* **Exercise prompt**: Repeat each entry exactly. Drop every image.

* **Exercise data**:

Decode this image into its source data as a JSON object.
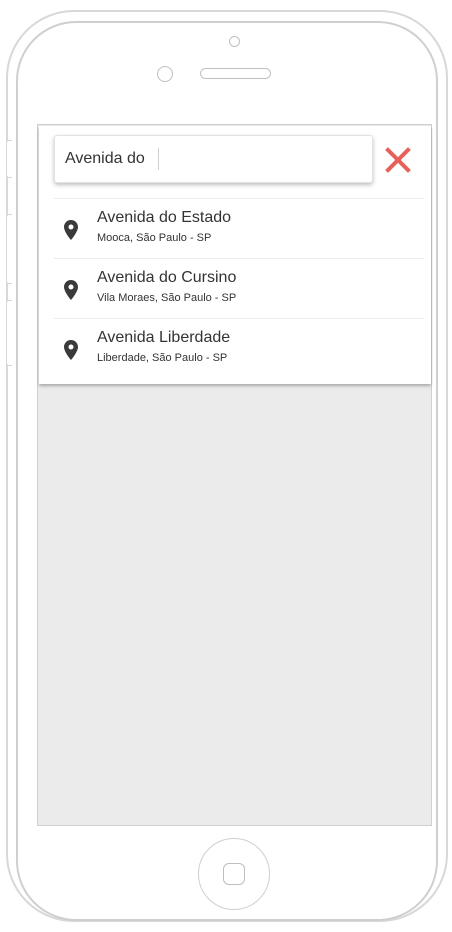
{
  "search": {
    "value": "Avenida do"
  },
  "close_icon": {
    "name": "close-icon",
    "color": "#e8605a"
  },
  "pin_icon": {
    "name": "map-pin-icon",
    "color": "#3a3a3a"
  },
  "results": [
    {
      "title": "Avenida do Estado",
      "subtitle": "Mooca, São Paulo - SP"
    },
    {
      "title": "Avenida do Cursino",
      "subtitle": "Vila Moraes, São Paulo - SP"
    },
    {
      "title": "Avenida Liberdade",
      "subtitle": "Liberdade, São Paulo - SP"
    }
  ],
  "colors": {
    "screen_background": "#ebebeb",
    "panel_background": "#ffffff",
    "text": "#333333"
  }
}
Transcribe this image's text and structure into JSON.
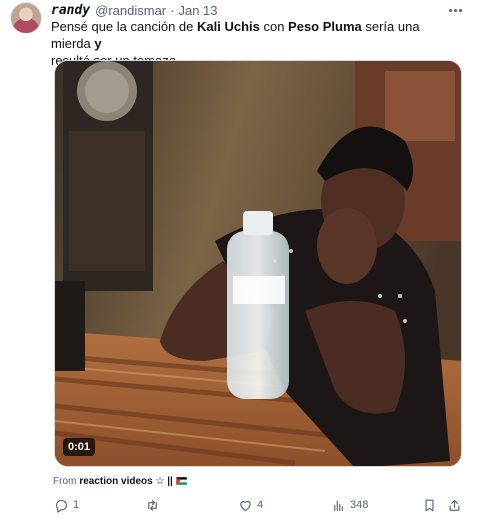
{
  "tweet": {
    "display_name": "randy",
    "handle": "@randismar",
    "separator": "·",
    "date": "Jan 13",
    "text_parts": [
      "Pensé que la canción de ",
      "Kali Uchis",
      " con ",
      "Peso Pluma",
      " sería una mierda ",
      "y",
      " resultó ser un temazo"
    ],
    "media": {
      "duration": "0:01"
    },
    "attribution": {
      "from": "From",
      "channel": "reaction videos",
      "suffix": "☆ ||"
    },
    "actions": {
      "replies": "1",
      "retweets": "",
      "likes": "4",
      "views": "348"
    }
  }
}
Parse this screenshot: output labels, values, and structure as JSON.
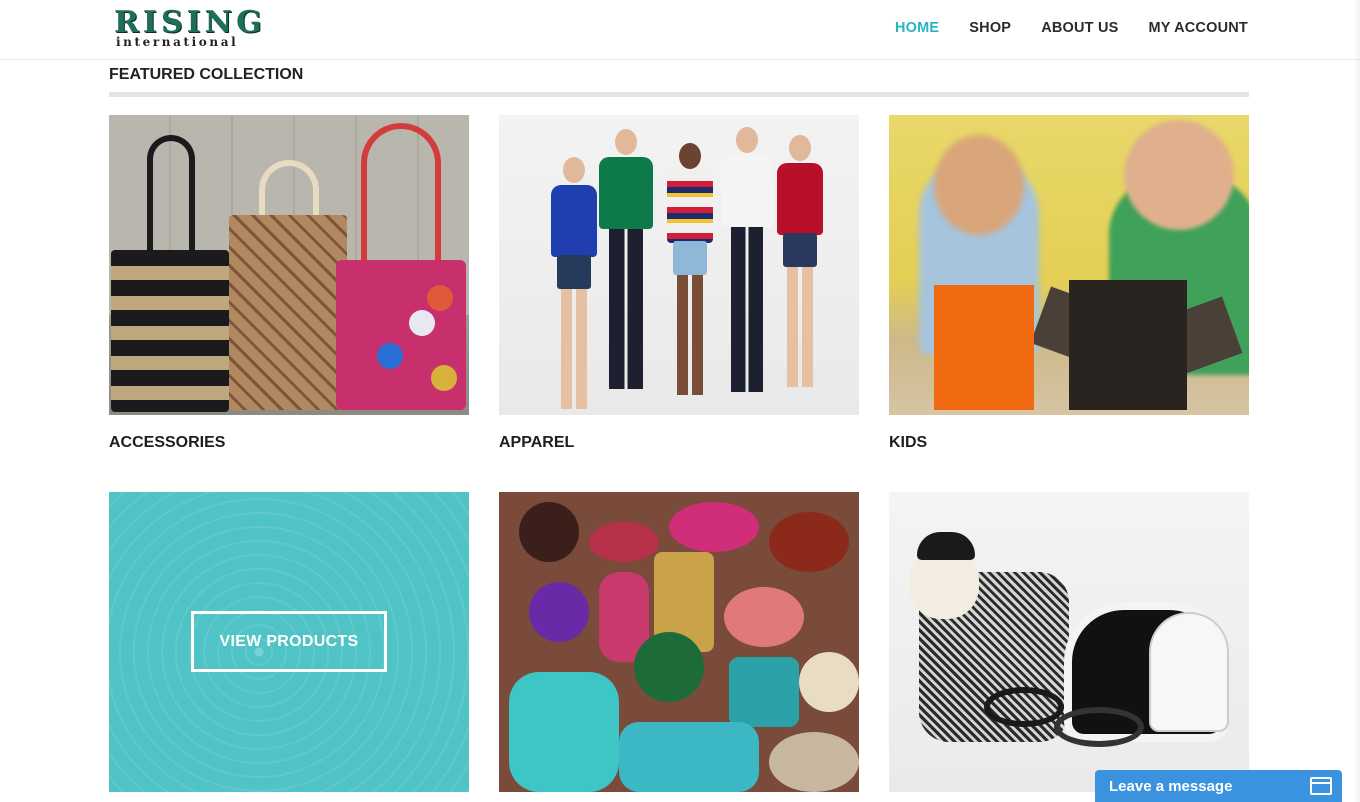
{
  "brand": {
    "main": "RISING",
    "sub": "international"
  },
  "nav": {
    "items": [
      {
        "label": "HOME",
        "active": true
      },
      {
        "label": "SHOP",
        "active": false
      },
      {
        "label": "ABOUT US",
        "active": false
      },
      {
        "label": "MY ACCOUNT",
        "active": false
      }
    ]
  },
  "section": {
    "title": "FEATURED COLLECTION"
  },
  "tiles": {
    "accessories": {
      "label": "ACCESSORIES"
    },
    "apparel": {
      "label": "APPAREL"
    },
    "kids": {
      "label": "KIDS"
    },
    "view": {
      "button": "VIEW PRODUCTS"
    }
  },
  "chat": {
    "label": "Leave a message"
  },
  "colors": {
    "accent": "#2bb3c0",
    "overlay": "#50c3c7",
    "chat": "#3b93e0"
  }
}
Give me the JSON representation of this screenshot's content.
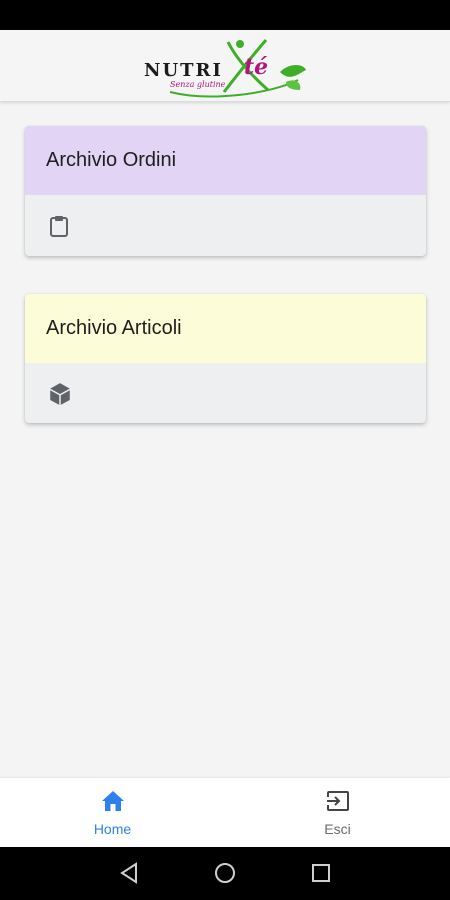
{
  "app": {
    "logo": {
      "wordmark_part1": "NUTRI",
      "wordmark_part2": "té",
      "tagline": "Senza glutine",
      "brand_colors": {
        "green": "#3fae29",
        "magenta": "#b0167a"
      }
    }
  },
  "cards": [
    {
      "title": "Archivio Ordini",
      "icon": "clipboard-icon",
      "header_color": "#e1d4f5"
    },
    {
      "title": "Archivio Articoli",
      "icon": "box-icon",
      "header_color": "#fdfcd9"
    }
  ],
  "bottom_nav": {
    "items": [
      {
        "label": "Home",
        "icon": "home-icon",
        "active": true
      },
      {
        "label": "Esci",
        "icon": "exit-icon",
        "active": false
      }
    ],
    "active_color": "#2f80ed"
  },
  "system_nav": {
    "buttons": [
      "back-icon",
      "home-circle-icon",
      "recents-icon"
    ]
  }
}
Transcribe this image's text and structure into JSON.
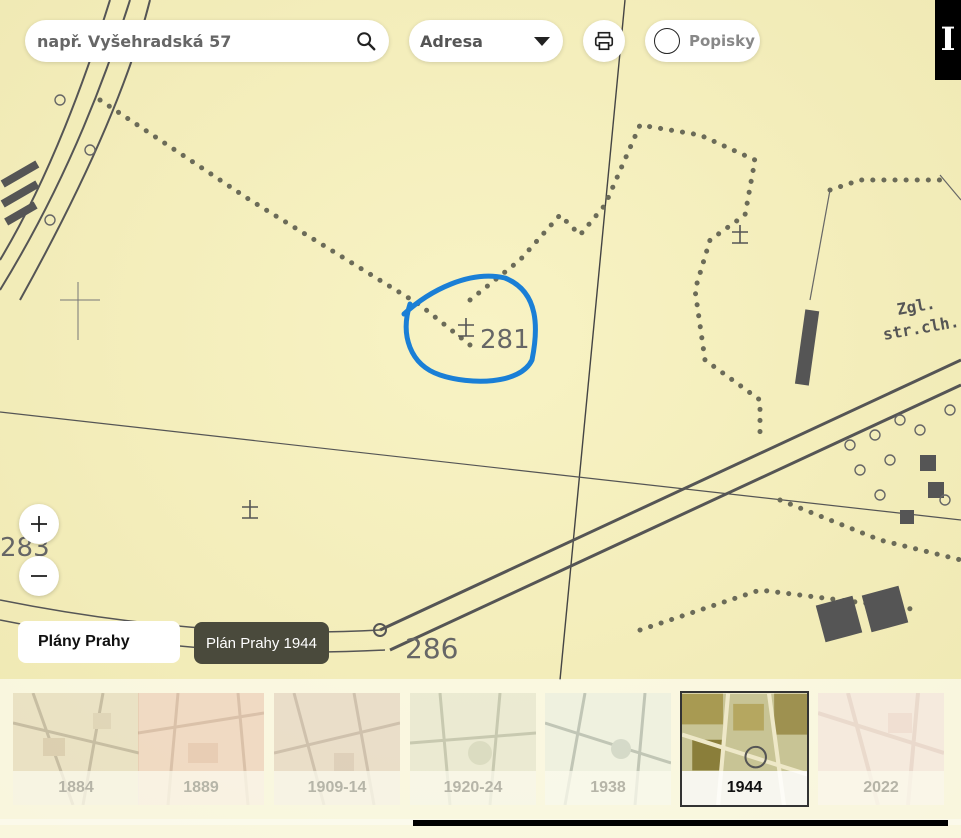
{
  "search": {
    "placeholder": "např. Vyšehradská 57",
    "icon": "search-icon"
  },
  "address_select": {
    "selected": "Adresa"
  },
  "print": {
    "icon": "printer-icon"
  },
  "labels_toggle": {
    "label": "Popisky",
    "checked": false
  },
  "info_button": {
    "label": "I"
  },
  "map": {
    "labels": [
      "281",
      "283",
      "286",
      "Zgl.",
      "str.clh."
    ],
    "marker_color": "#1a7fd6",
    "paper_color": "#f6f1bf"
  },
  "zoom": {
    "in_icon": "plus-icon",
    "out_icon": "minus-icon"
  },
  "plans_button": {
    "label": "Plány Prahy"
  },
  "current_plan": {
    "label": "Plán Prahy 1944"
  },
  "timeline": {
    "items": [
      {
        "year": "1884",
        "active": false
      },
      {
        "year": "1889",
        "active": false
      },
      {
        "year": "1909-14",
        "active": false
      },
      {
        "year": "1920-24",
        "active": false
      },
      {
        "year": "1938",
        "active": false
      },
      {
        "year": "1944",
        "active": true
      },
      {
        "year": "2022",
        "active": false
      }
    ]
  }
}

* **Answer to the problem**:
Decode this image into its source data as a JSON object.
{
  "search": {
    "value": "Avenida do"
  },
  "close_icon": {
    "name": "close-icon",
    "color": "#e8605a"
  },
  "pin_icon": {
    "name": "map-pin-icon",
    "color": "#3a3a3a"
  },
  "results": [
    {
      "title": "Avenida do Estado",
      "subtitle": "Mooca, São Paulo - SP"
    },
    {
      "title": "Avenida do Cursino",
      "subtitle": "Vila Moraes, São Paulo - SP"
    },
    {
      "title": "Avenida Liberdade",
      "subtitle": "Liberdade, São Paulo - SP"
    }
  ],
  "colors": {
    "screen_background": "#ebebeb",
    "panel_background": "#ffffff",
    "text": "#333333"
  }
}
Transcribe this image's text and structure into JSON.
{
  "tweet": {
    "display_name": "randy",
    "handle": "@randismar",
    "separator": "·",
    "date": "Jan 13",
    "text_parts": [
      "Pensé que la canción de ",
      "Kali Uchis",
      " con ",
      "Peso Pluma",
      " sería una mierda ",
      "y",
      " resultó ser un temazo"
    ],
    "media": {
      "duration": "0:01"
    },
    "attribution": {
      "from": "From",
      "channel": "reaction videos",
      "suffix": "☆ ||"
    },
    "actions": {
      "replies": "1",
      "retweets": "",
      "likes": "4",
      "views": "348"
    }
  }
}
Parse this screenshot: output labels, values, and structure as JSON.
{
  "brand": {
    "main": "RISING",
    "sub": "international"
  },
  "nav": {
    "items": [
      {
        "label": "HOME",
        "active": true
      },
      {
        "label": "SHOP",
        "active": false
      },
      {
        "label": "ABOUT US",
        "active": false
      },
      {
        "label": "MY ACCOUNT",
        "active": false
      }
    ]
  },
  "section": {
    "title": "FEATURED COLLECTION"
  },
  "tiles": {
    "accessories": {
      "label": "ACCESSORIES"
    },
    "apparel": {
      "label": "APPAREL"
    },
    "kids": {
      "label": "KIDS"
    },
    "view": {
      "button": "VIEW PRODUCTS"
    }
  },
  "chat": {
    "label": "Leave a message"
  },
  "colors": {
    "accent": "#2bb3c0",
    "overlay": "#50c3c7",
    "chat": "#3b93e0"
  }
}
Give me the JSON representation of this screenshot's content.
{
  "app": {
    "logo": {
      "wordmark_part1": "NUTRI",
      "wordmark_part2": "té",
      "tagline": "Senza glutine",
      "brand_colors": {
        "green": "#3fae29",
        "magenta": "#b0167a"
      }
    }
  },
  "cards": [
    {
      "title": "Archivio Ordini",
      "icon": "clipboard-icon",
      "header_color": "#e1d4f5"
    },
    {
      "title": "Archivio Articoli",
      "icon": "box-icon",
      "header_color": "#fdfcd9"
    }
  ],
  "bottom_nav": {
    "items": [
      {
        "label": "Home",
        "icon": "home-icon",
        "active": true
      },
      {
        "label": "Esci",
        "icon": "exit-icon",
        "active": false
      }
    ],
    "active_color": "#2f80ed"
  },
  "system_nav": {
    "buttons": [
      "back-icon",
      "home-circle-icon",
      "recents-icon"
    ]
  }
}
Transcribe this image's text and structure into JSON.
{
  "search": {
    "placeholder": "např. Vyšehradská 57",
    "icon": "search-icon"
  },
  "address_select": {
    "selected": "Adresa"
  },
  "print": {
    "icon": "printer-icon"
  },
  "labels_toggle": {
    "label": "Popisky",
    "checked": false
  },
  "info_button": {
    "label": "I"
  },
  "map": {
    "labels": [
      "281",
      "283",
      "286",
      "Zgl.",
      "str.clh."
    ],
    "marker_color": "#1a7fd6",
    "paper_color": "#f6f1bf"
  },
  "zoom": {
    "in_icon": "plus-icon",
    "out_icon": "minus-icon"
  },
  "plans_button": {
    "label": "Plány Prahy"
  },
  "current_plan": {
    "label": "Plán Prahy 1944"
  },
  "timeline": {
    "items": [
      {
        "year": "1884",
        "active": false
      },
      {
        "year": "1889",
        "active": false
      },
      {
        "year": "1909-14",
        "active": false
      },
      {
        "year": "1920-24",
        "active": false
      },
      {
        "year": "1938",
        "active": false
      },
      {
        "year": "1944",
        "active": true
      },
      {
        "year": "2022",
        "active": false
      }
    ]
  }
}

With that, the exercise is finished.